Read, read, read, but after all you have read, find what works and make it your own. Do not plagiarize someone else’s work, but instead see how you can transform it, mold it into something new and exciting, something that is perhaps better than the original, or is at the very least something different. Use what you have read before as a roadmap to discover what lights your soul on fire. One popular way to do this is to take a fairy tale (i.e. Cinderella) and modernize it or completely revamp it until it becomes its own piece of work (i.e. Cinder by Marissa Meyer).
Nothing is truly unique
There is a common thought that there is nothing truly “new” or “unique” in this world. Like the Tumblr post above explains, everything is recycled material in some form or fashion, sometimes knowingly, most times not. Most stories are, in essence, fanfictions of other stories. While a number of these are widely broadcast as Inspired By [insert work here], many are more subtle in the tributes they pay to their predecessors.
Comparisons are for reviews
I love sites like Goodreads for this with their Community Reviews and Readers also Enjoyed sections. It’s one of the easiest ways to hook readers: tell them how it relates to other things they like. If they liked that, they will like this. But that is something best saved for reviews. Let reviewers make those connections, and while not all of them may be exactly what you had in mind, those connections will draw your audience in. More often than not, authors who tell their readers what they are expected to link the book to will alienate those readers. Unless you are pitching your finished work to an agent and those comparisons are absolutely necessary to show that you meet their submission guidelines, leave them out.
It’s only hurting your process
Comparing yourself to others is the best way to make sure you never finish anything. As a lifelong procrastinator, this was typically my surest form of ending a project prematurely. It already exists. Someone else already did that. Someone else did it better. Someone else will eventually do it better. It’s a ridiculous means of pulling the ripcord, and returning to the comfort zone. So what if someone else did something similar? I guarantee you if you gave the same story idea to 100 different writers, you may find some similarities between the results, but they will all be true to the individual writer’s form.
I’ve said it before and I’ll keep saying it: write from the heart and your work will already be ahead of the game because it’s yours.
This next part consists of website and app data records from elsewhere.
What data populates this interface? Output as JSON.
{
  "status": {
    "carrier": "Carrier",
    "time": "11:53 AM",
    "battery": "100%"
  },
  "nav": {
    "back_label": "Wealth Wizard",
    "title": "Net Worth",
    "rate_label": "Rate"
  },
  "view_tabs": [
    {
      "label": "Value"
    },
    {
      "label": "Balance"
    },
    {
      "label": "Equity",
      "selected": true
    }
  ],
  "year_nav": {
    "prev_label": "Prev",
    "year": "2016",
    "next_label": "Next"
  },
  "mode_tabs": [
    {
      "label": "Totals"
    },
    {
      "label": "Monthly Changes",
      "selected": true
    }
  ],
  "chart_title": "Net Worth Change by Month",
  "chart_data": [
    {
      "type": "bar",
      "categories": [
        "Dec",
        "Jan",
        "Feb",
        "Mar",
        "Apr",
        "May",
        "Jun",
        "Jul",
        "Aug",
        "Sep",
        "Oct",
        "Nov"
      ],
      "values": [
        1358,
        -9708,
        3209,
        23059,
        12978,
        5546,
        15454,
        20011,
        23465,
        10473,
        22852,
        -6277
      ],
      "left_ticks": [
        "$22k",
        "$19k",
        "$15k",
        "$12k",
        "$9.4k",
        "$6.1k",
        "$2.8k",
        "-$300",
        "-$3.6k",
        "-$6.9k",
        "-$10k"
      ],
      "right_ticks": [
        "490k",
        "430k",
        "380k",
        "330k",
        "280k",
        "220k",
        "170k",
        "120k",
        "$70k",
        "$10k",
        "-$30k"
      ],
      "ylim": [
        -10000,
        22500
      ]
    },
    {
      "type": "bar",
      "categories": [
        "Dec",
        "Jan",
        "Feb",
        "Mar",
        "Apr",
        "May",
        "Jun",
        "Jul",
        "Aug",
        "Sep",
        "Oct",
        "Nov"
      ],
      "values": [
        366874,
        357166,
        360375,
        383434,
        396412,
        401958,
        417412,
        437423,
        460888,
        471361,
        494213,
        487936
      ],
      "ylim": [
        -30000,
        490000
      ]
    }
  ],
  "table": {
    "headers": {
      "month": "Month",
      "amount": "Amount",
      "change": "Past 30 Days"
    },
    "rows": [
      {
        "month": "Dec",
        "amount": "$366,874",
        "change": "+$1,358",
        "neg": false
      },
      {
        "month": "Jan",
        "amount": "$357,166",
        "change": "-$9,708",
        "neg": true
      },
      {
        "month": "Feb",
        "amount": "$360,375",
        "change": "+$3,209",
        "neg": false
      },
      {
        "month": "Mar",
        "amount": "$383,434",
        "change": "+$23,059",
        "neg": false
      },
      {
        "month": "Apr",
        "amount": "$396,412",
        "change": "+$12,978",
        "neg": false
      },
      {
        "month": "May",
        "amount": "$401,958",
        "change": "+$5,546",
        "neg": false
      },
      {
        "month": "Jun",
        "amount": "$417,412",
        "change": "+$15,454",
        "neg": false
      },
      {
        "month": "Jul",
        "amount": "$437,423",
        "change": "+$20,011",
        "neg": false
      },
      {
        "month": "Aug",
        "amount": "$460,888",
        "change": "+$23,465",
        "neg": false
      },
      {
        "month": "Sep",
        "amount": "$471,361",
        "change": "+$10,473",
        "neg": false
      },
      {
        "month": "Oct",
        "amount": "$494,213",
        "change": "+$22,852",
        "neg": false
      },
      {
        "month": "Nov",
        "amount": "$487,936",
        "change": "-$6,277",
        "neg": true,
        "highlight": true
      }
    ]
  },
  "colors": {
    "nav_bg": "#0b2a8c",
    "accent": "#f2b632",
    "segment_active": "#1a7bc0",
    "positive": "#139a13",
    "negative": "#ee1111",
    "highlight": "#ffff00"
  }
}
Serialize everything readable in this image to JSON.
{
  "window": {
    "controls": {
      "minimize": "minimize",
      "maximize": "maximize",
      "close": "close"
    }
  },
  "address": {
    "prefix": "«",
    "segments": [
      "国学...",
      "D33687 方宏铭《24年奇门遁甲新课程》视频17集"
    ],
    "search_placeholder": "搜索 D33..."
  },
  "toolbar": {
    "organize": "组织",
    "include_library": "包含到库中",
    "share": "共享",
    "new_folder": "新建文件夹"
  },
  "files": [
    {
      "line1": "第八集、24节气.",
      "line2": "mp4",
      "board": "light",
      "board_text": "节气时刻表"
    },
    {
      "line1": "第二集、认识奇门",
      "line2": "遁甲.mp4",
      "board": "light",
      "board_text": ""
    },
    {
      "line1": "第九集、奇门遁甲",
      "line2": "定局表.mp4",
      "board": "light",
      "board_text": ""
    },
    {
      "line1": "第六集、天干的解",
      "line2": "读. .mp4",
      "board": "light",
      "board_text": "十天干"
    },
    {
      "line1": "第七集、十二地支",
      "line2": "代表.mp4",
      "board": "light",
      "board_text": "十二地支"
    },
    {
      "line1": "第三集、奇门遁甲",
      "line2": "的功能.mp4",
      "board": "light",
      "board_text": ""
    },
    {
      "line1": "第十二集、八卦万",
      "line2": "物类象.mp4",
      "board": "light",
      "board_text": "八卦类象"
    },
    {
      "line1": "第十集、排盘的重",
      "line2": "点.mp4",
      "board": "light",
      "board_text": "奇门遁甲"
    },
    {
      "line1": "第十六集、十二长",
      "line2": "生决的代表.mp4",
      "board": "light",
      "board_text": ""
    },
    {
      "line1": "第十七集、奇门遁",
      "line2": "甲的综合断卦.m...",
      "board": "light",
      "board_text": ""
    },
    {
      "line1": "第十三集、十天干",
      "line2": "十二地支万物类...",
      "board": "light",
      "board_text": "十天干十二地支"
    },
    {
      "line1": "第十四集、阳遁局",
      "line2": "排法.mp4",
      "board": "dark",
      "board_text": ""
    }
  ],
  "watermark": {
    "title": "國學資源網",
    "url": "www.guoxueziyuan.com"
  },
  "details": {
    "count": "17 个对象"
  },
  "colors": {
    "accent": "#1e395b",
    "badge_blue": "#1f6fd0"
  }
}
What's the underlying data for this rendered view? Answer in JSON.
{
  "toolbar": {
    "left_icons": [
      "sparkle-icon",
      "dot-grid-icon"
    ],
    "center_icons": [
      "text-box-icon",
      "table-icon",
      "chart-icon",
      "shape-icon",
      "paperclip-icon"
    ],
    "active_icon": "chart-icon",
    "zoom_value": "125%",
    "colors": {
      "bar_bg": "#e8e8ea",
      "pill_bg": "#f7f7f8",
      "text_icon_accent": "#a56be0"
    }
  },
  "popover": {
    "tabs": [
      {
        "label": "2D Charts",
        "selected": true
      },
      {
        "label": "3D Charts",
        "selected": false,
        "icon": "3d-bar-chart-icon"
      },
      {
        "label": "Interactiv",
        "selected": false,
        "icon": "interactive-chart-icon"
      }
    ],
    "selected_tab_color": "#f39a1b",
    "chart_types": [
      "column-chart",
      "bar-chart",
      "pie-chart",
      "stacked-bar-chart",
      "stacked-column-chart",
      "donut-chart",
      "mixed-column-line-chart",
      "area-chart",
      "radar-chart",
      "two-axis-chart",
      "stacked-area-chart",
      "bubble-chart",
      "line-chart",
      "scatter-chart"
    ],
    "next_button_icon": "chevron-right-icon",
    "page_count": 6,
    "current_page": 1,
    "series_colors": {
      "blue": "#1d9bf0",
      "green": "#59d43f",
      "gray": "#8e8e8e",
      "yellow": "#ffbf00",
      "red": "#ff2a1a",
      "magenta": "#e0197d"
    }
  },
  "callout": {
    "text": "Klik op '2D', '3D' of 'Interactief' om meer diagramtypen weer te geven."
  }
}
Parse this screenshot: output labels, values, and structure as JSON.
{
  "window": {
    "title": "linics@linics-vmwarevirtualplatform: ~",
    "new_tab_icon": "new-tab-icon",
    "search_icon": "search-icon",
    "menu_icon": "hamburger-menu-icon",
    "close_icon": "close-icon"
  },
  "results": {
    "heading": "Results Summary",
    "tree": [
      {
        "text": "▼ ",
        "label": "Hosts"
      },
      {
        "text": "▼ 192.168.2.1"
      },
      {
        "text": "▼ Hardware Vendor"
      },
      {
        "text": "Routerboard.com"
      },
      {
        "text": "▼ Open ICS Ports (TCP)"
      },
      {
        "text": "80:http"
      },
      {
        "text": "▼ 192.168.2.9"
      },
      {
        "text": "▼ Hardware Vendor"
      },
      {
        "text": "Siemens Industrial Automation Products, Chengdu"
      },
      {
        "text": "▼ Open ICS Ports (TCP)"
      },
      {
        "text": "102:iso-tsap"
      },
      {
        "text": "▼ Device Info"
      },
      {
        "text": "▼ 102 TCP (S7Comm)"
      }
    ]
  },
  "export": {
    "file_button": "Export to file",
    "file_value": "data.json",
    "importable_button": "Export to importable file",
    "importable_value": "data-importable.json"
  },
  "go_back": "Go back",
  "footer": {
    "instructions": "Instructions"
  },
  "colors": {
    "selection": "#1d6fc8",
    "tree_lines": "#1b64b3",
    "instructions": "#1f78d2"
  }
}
Have some writing tips & tricks you’d like to share or see discussed in future posts? Let me know in the comments! And be sure to check out our other Tips & Tricks articles: